Simbe Robotics today announced the Tally 3.0, the company’s latest generation of inventory management robot that now features better optical capabilities and more computing power on the edge.
Simbe’s Tally is an autonomous robot that wanders grocery store aisles to monitor product levels and detect misplaced items. By automating this task with robots, Simbe says stores get a more accurate, closer-to-real time snapshot of on-shelf inventory to make more informed stocking decisions.
Improvements to the Tally include added Intel RealSense depth and RGB cameras to help the robot “see” more products on shelves and stacked in coolers. The new camera system can read data from up to 30 inches away, which, according to the press announcement, brings the robot’s recognition accuracy to almost 99 percent without needing to slow down.
The Tally 3.0 has also pushed its computer vision and AI algorithms to the device itself. By running this additional processing on the edge, the new Tally can capture and provide data to store managers more quickly without needing to send as much information to Simbe’s cloud platform. This can be especially helpful for stores that may not have a lot of internet bandwidth at their location.
Simbe claims that its Tally detects up to 10x more out-of-stock items than manual audits, and averages a 20 percent reduction in out-of-stock items at the store level.
Brad Bogolea, Simbe Robotics Co-Founder and CEO,told me by phone earlier this month that his company saw a massive uptick in interest around August and September, spurred in part by the COVID-19 pandemic and subsequent panic buying outages. As Bogolea explained to me during an interview in August, stores experienced those outages because of bad supply chain data. As we wrote then:
The bad supply chain data, according to Bogolea, is a result of the manual inventory checks that stores currently carry out. If robots are used, shelf inventory count is more accurate and up to the minute (basically) because the robots can run multiple shelf audits throughout the day. More accurate data means that stores can respond faster when there is a sudden run on particular products to speed up replenishment.

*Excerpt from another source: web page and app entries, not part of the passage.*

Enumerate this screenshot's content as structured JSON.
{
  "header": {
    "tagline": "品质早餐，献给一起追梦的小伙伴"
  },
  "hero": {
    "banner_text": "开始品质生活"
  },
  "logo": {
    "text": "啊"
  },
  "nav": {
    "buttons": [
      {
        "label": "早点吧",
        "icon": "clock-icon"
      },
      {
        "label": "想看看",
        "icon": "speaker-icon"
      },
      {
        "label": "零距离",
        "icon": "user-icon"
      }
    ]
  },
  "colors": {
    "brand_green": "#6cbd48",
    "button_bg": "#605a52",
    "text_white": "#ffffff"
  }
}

While Bogolea obviously has a horse in this particular race, we’ve definitely seen broader adoption of robots to help maintain retail inventories. Bossa Nova’s shelf-scanning robot is being deployed to 1,000 Walmart locations, and Badger Technologies’ robot is being used at Woodman’s Markets across the Midwest.

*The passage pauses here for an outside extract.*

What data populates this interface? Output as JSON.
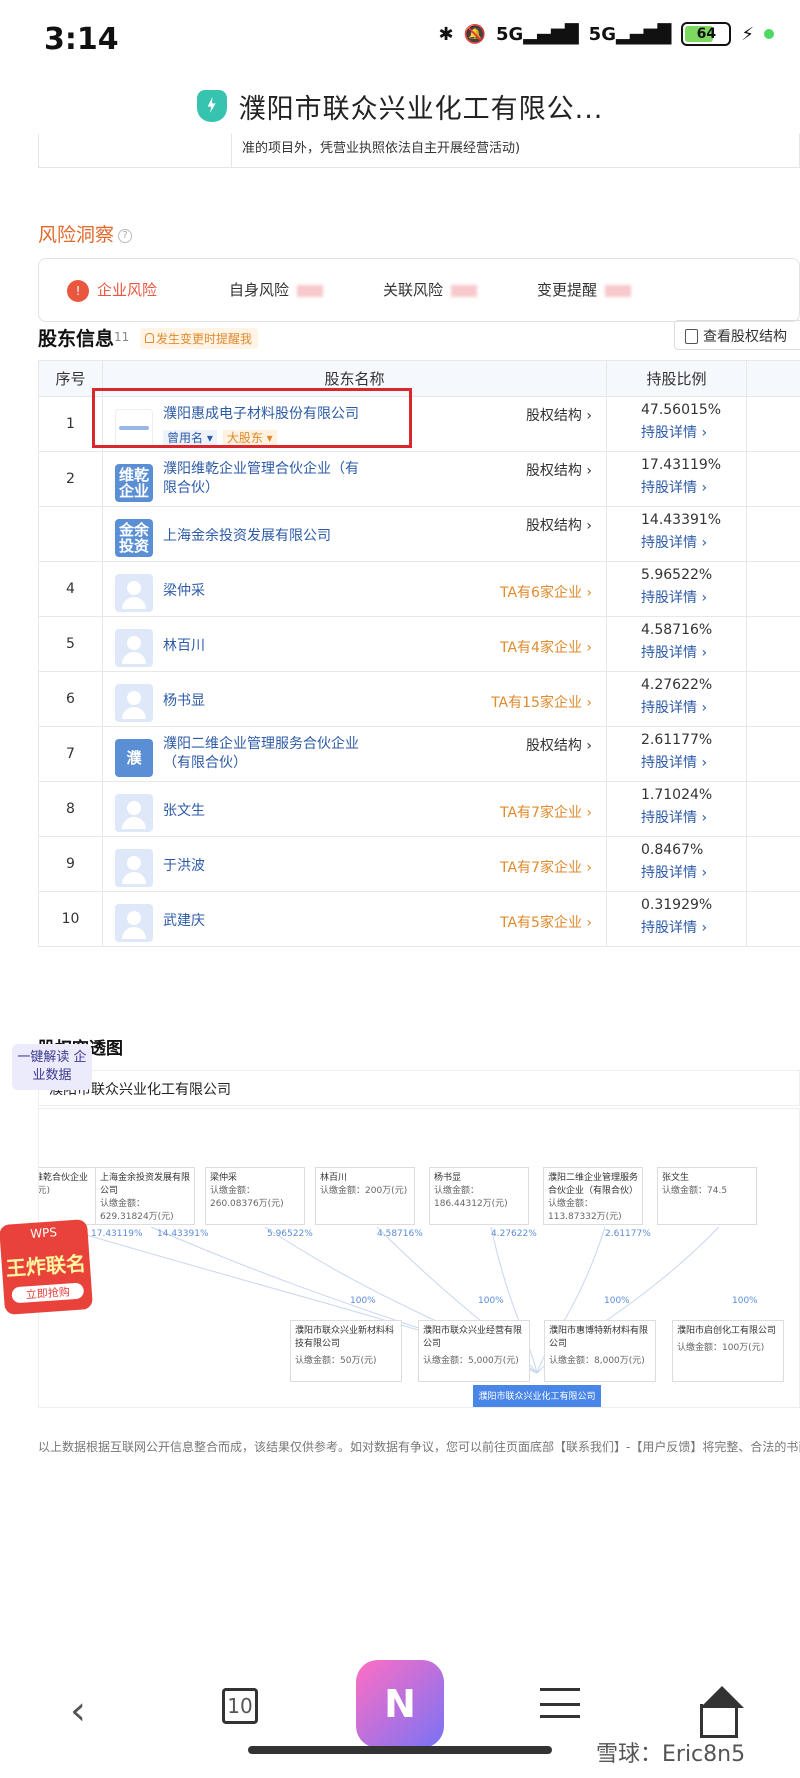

Schnucks Markets recently announced that it expanding the use of Simbe’s Tally to 62 of its locations, and Giant Eagle is trialing Tally as well. Simbe offers the Tally for a monthly subscription costing between $2,000 and $4,000 a month per store, depending on the number of stores. Though when I spoke to Bogolea this month, he said that through better sensor technology and improved manufacturing, the company is continuing to bring that cost down.